**ACTIVITY:**
In full and word for word, copy the listing; no pictures belong in the copy.
◇ ◇ ◇ ◇ ◇ ◇ ◇
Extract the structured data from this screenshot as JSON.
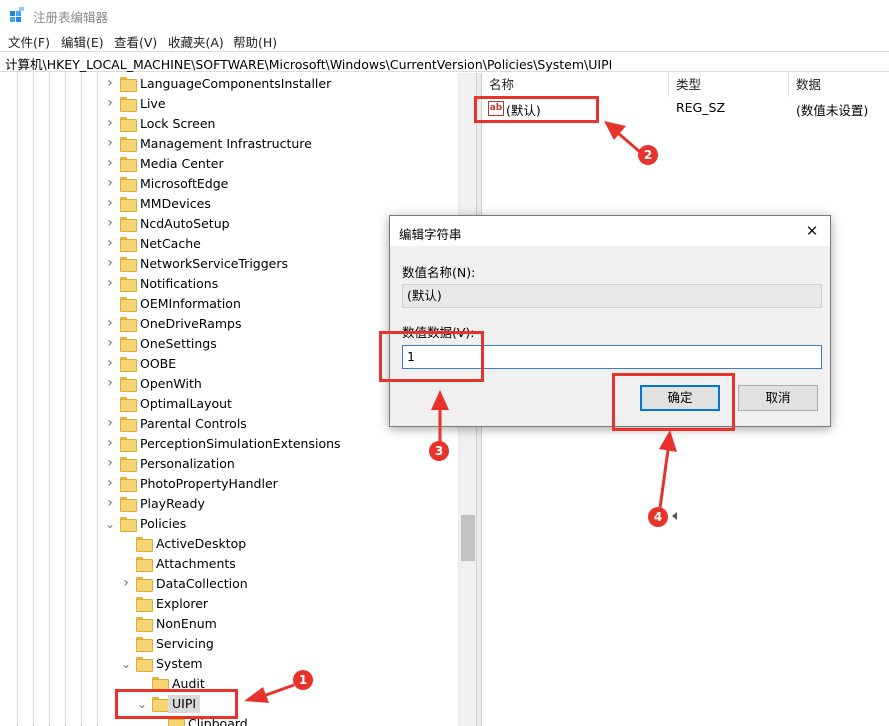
{
  "window": {
    "title": "注册表编辑器"
  },
  "menu": [
    "文件(F)",
    "编辑(E)",
    "查看(V)",
    "收藏夹(A)",
    "帮助(H)"
  ],
  "address": "计算机\\HKEY_LOCAL_MACHINE\\SOFTWARE\\Microsoft\\Windows\\CurrentVersion\\Policies\\System\\UIPI",
  "tree": {
    "items": [
      {
        "label": "LanguageComponentsInstaller",
        "level": 0,
        "expander": "collapsed"
      },
      {
        "label": "Live",
        "level": 0,
        "expander": "collapsed"
      },
      {
        "label": "Lock Screen",
        "level": 0,
        "expander": "collapsed"
      },
      {
        "label": "Management Infrastructure",
        "level": 0,
        "expander": "collapsed"
      },
      {
        "label": "Media Center",
        "level": 0,
        "expander": "collapsed"
      },
      {
        "label": "MicrosoftEdge",
        "level": 0,
        "expander": "collapsed"
      },
      {
        "label": "MMDevices",
        "level": 0,
        "expander": "collapsed"
      },
      {
        "label": "NcdAutoSetup",
        "level": 0,
        "expander": "collapsed"
      },
      {
        "label": "NetCache",
        "level": 0,
        "expander": "collapsed"
      },
      {
        "label": "NetworkServiceTriggers",
        "level": 0,
        "expander": "collapsed"
      },
      {
        "label": "Notifications",
        "level": 0,
        "expander": "collapsed"
      },
      {
        "label": "OEMInformation",
        "level": 0,
        "expander": "none"
      },
      {
        "label": "OneDriveRamps",
        "level": 0,
        "expander": "collapsed"
      },
      {
        "label": "OneSettings",
        "level": 0,
        "expander": "collapsed"
      },
      {
        "label": "OOBE",
        "level": 0,
        "expander": "collapsed"
      },
      {
        "label": "OpenWith",
        "level": 0,
        "expander": "collapsed"
      },
      {
        "label": "OptimalLayout",
        "level": 0,
        "expander": "none"
      },
      {
        "label": "Parental Controls",
        "level": 0,
        "expander": "collapsed"
      },
      {
        "label": "PerceptionSimulationExtensions",
        "level": 0,
        "expander": "collapsed"
      },
      {
        "label": "Personalization",
        "level": 0,
        "expander": "collapsed"
      },
      {
        "label": "PhotoPropertyHandler",
        "level": 0,
        "expander": "collapsed"
      },
      {
        "label": "PlayReady",
        "level": 0,
        "expander": "collapsed"
      },
      {
        "label": "Policies",
        "level": 0,
        "expander": "expanded"
      },
      {
        "label": "ActiveDesktop",
        "level": 1,
        "expander": "none"
      },
      {
        "label": "Attachments",
        "level": 1,
        "expander": "none"
      },
      {
        "label": "DataCollection",
        "level": 1,
        "expander": "collapsed"
      },
      {
        "label": "Explorer",
        "level": 1,
        "expander": "none"
      },
      {
        "label": "NonEnum",
        "level": 1,
        "expander": "none"
      },
      {
        "label": "Servicing",
        "level": 1,
        "expander": "none"
      },
      {
        "label": "System",
        "level": 1,
        "expander": "expanded"
      },
      {
        "label": "Audit",
        "level": 2,
        "expander": "none"
      },
      {
        "label": "UIPI",
        "level": 2,
        "expander": "expanded",
        "selected": true
      },
      {
        "label": "Clipboard",
        "level": 3,
        "expander": "none"
      }
    ]
  },
  "list": {
    "headers": {
      "name": "名称",
      "type": "类型",
      "data": "数据"
    },
    "rows": [
      {
        "icon": "ab",
        "name": "(默认)",
        "type": "REG_SZ",
        "data": "(数值未设置)"
      }
    ]
  },
  "dialog": {
    "title": "编辑字符串",
    "close": "✕",
    "name_label": "数值名称(N):",
    "name_value": "(默认)",
    "data_label": "数值数据(V):",
    "data_value": "1",
    "ok": "确定",
    "cancel": "取消"
  },
  "annotations": [
    "1",
    "2",
    "3",
    "4"
  ],
  "colors": {
    "annotation": "#e8322c",
    "accent": "#0078d7",
    "folder": "#f8d573"
  }
}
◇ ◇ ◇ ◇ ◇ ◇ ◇
**ANSWER TO THE EXERCISE:**
Extract the structured data from this screenshot as JSON.
{
  "window": {
    "title": "注册表编辑器"
  },
  "menu": [
    "文件(F)",
    "编辑(E)",
    "查看(V)",
    "收藏夹(A)",
    "帮助(H)"
  ],
  "address": "计算机\\HKEY_LOCAL_MACHINE\\SOFTWARE\\Microsoft\\Windows\\CurrentVersion\\Policies\\System\\UIPI",
  "tree": {
    "items": [
      {
        "label": "LanguageComponentsInstaller",
        "level": 0,
        "expander": "collapsed"
      },
      {
        "label": "Live",
        "level": 0,
        "expander": "collapsed"
      },
      {
        "label": "Lock Screen",
        "level": 0,
        "expander": "collapsed"
      },
      {
        "label": "Management Infrastructure",
        "level": 0,
        "expander": "collapsed"
      },
      {
        "label": "Media Center",
        "level": 0,
        "expander": "collapsed"
      },
      {
        "label": "MicrosoftEdge",
        "level": 0,
        "expander": "collapsed"
      },
      {
        "label": "MMDevices",
        "level": 0,
        "expander": "collapsed"
      },
      {
        "label": "NcdAutoSetup",
        "level": 0,
        "expander": "collapsed"
      },
      {
        "label": "NetCache",
        "level": 0,
        "expander": "collapsed"
      },
      {
        "label": "NetworkServiceTriggers",
        "level": 0,
        "expander": "collapsed"
      },
      {
        "label": "Notifications",
        "level": 0,
        "expander": "collapsed"
      },
      {
        "label": "OEMInformation",
        "level": 0,
        "expander": "none"
      },
      {
        "label": "OneDriveRamps",
        "level": 0,
        "expander": "collapsed"
      },
      {
        "label": "OneSettings",
        "level": 0,
        "expander": "collapsed"
      },
      {
        "label": "OOBE",
        "level": 0,
        "expander": "collapsed"
      },
      {
        "label": "OpenWith",
        "level": 0,
        "expander": "collapsed"
      },
      {
        "label": "OptimalLayout",
        "level": 0,
        "expander": "none"
      },
      {
        "label": "Parental Controls",
        "level": 0,
        "expander": "collapsed"
      },
      {
        "label": "PerceptionSimulationExtensions",
        "level": 0,
        "expander": "collapsed"
      },
      {
        "label": "Personalization",
        "level": 0,
        "expander": "collapsed"
      },
      {
        "label": "PhotoPropertyHandler",
        "level": 0,
        "expander": "collapsed"
      },
      {
        "label": "PlayReady",
        "level": 0,
        "expander": "collapsed"
      },
      {
        "label": "Policies",
        "level": 0,
        "expander": "expanded"
      },
      {
        "label": "ActiveDesktop",
        "level": 1,
        "expander": "none"
      },
      {
        "label": "Attachments",
        "level": 1,
        "expander": "none"
      },
      {
        "label": "DataCollection",
        "level": 1,
        "expander": "collapsed"
      },
      {
        "label": "Explorer",
        "level": 1,
        "expander": "none"
      },
      {
        "label": "NonEnum",
        "level": 1,
        "expander": "none"
      },
      {
        "label": "Servicing",
        "level": 1,
        "expander": "none"
      },
      {
        "label": "System",
        "level": 1,
        "expander": "expanded"
      },
      {
        "label": "Audit",
        "level": 2,
        "expander": "none"
      },
      {
        "label": "UIPI",
        "level": 2,
        "expander": "expanded",
        "selected": true
      },
      {
        "label": "Clipboard",
        "level": 3,
        "expander": "none"
      }
    ]
  },
  "list": {
    "headers": {
      "name": "名称",
      "type": "类型",
      "data": "数据"
    },
    "rows": [
      {
        "icon": "ab",
        "name": "(默认)",
        "type": "REG_SZ",
        "data": "(数值未设置)"
      }
    ]
  },
  "dialog": {
    "title": "编辑字符串",
    "close": "✕",
    "name_label": "数值名称(N):",
    "name_value": "(默认)",
    "data_label": "数值数据(V):",
    "data_value": "1",
    "ok": "确定",
    "cancel": "取消"
  },
  "annotations": [
    "1",
    "2",
    "3",
    "4"
  ],
  "colors": {
    "annotation": "#e8322c",
    "accent": "#0078d7",
    "folder": "#f8d573"
  }
}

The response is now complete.